- Prayer Walks- Start a habit of taking an evening stroll together and incorporate prayer into the outing. Practice gratitude and take turns praising God for all the blessings around you and from the day. Pray a prayer of blessing over your neighborhood or community, or pray a decade of the rosary as you walk.
- Practice Small Sacrifices– We are all accustom to giving up something for Lent, but the habit of denying ourselves can be a good one to practice year round. Using sacrifice beads are a great way to track small sacrifices that you are choosing to offer up. Offer up the dishes that you get up and do instead of scrolling like you want to, or pass on another cup of coffee and offer it up. I plan to use sacrifice beads to help me track little day to day sacrifices. Here’s a tutorial for making sacrifice beads. Another way to do this with children is to use a jar of “sacrifice beans”. Set out a jar of dry beans and encourage family members to move a bean to another jar every time they willing make a sacrifice. You can then turn the sacrificed beans into jelly beans on Easter morning! You could also use the Lent Bingo Board I created to challenge your family to black out the board by the end of Lent. I’m including one version with prompts and one that is blank so you can tailor it to fit your family.
- Try a new form of prayer– There are so many forms of prayer you could commit to trying a new form of prayer for Lent. Try saying a Divine Mercy Chaplet or Novena, if you never have. You could also try some form of journaling or written prayer. I’ve found myself really drawn to breath prayers, I want to pick one to practice throughout Lent. A breath prayer is simply a phrase or scripture that you say part of with an inhale and then the rest with an exhale. Such as: breath in- Jesus, breath out- I trust in you.
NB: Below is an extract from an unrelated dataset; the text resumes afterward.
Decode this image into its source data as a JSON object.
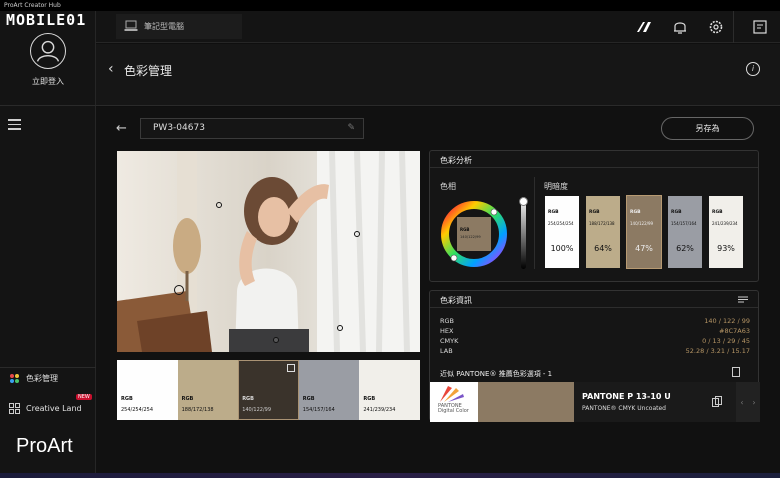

I think this simple centering form of prayer could be very powerful.
Here are some downloads that you might find handy this Lenten season:
Lent Planning Page
Lent Prayer Cards
A printable Lent banner
No matter how you choose to observe Lent in your home, I pray it is fruitful!